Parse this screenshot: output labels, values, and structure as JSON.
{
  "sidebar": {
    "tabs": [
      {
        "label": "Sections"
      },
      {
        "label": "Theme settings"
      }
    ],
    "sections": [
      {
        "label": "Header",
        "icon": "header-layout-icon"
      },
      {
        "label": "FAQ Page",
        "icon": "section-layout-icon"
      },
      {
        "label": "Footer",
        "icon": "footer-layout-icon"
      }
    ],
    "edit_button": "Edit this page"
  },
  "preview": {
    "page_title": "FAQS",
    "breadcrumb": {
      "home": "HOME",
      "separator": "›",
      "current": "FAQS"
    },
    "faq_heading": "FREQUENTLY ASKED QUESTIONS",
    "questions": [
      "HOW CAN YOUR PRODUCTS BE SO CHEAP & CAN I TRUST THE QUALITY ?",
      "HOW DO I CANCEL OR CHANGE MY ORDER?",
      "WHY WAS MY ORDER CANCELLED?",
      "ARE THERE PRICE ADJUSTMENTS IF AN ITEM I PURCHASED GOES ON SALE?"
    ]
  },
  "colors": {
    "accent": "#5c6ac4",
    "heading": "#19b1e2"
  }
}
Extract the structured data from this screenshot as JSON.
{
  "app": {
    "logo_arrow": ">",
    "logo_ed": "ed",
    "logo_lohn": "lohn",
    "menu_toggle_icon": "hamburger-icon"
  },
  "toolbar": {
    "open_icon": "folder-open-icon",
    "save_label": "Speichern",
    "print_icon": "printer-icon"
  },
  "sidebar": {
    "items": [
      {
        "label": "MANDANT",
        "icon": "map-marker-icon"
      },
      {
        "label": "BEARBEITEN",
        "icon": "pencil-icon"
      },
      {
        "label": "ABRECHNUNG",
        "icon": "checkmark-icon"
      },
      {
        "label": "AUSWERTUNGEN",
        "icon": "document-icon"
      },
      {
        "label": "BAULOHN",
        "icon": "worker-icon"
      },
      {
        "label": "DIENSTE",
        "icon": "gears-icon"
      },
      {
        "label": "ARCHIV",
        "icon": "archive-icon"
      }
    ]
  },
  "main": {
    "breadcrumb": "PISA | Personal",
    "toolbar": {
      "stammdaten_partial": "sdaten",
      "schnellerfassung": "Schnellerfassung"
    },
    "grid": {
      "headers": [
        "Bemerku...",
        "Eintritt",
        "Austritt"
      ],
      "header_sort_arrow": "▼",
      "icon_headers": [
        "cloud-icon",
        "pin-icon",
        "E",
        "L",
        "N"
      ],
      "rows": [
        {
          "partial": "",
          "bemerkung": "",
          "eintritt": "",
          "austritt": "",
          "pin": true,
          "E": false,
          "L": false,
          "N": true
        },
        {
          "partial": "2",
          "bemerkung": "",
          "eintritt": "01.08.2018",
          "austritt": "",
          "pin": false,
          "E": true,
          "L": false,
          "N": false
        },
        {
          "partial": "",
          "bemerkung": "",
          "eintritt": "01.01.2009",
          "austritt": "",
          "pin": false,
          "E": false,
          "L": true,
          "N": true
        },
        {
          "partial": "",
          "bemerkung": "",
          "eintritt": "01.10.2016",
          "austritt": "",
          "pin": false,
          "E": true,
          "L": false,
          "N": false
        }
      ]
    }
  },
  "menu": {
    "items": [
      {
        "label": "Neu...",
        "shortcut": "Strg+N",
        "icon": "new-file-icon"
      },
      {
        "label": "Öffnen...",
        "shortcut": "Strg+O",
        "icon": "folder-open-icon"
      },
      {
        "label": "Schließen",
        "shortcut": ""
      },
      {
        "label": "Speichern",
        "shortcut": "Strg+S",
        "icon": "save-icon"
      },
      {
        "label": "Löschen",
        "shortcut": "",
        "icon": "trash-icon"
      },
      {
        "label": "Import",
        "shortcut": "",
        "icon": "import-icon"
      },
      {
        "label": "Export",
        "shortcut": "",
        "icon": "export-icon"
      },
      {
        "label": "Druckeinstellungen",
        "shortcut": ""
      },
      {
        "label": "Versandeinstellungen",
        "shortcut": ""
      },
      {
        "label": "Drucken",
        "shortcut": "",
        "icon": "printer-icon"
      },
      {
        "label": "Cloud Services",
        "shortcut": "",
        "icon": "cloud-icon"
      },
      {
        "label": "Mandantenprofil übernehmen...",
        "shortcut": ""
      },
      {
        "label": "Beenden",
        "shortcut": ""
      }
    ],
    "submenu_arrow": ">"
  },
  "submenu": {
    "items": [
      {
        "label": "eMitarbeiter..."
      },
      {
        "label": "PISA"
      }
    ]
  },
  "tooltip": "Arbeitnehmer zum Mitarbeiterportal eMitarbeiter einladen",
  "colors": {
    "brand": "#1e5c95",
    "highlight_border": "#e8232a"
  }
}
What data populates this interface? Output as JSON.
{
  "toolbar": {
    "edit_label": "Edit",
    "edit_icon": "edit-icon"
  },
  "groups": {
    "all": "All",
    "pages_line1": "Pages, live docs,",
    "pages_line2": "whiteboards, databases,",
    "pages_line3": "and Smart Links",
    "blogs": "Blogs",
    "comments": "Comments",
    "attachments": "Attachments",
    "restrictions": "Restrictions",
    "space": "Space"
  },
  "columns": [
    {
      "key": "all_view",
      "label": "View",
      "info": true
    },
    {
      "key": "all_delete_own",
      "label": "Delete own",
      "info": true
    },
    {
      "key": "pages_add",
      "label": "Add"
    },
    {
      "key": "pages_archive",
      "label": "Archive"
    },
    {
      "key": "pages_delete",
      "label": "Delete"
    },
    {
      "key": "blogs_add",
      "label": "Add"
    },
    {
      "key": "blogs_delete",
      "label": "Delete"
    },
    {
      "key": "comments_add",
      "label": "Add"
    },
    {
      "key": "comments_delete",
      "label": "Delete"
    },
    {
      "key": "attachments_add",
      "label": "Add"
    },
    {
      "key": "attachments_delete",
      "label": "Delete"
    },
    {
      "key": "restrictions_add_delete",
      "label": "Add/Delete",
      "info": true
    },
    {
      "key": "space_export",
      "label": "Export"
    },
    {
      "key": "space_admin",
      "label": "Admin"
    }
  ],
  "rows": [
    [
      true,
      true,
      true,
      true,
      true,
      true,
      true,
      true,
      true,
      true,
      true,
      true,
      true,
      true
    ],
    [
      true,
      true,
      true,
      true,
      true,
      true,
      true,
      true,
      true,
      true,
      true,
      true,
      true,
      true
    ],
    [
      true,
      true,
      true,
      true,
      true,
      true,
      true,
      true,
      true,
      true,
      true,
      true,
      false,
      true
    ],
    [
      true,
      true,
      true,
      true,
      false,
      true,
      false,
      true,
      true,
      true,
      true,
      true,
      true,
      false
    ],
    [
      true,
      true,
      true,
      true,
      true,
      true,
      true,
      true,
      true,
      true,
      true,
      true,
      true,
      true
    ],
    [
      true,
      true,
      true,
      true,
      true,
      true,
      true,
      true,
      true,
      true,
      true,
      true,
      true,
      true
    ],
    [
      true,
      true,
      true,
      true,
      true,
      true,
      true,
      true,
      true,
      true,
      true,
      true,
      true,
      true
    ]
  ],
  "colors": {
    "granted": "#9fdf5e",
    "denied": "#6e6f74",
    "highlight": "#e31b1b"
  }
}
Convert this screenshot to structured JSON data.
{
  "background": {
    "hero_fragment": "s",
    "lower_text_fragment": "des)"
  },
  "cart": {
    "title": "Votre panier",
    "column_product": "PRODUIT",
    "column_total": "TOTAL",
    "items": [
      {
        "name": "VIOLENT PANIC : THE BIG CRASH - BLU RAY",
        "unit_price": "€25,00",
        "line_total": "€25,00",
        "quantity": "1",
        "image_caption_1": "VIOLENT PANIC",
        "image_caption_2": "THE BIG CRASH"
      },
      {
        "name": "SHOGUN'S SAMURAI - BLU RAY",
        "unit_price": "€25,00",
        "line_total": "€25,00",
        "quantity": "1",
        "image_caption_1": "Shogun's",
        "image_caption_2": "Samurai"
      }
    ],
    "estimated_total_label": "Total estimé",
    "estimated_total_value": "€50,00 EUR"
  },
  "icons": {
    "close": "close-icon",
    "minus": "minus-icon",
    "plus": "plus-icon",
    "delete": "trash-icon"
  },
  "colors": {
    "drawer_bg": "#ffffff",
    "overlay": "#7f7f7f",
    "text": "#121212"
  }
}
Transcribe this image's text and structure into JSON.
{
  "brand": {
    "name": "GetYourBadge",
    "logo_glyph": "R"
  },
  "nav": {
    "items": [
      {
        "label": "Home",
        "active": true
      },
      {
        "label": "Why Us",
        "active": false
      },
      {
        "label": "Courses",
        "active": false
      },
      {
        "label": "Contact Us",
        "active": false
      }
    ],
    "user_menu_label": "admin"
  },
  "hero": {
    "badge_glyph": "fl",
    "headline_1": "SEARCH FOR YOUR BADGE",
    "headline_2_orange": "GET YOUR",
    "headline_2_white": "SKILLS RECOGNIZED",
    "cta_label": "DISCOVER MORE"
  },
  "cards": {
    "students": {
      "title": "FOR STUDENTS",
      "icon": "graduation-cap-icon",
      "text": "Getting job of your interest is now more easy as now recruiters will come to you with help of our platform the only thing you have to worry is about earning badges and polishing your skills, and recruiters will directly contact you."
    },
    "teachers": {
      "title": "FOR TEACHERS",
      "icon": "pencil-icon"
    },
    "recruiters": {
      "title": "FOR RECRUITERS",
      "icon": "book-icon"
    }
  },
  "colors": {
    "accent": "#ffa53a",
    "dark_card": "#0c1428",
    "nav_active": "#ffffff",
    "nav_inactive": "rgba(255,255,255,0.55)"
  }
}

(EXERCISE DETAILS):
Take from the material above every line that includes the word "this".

(COMPLETED EXERCISE):
Parse this screenshot: output labels, values, and structure as JSON.
    "edit_button": "Edit this page"
Extract the structured data from this screenshot as JSON.
What data populates this interface? Output as JSON.
Convert this screenshot to structured JSON data.
Transcribe this image's text and structure into JSON.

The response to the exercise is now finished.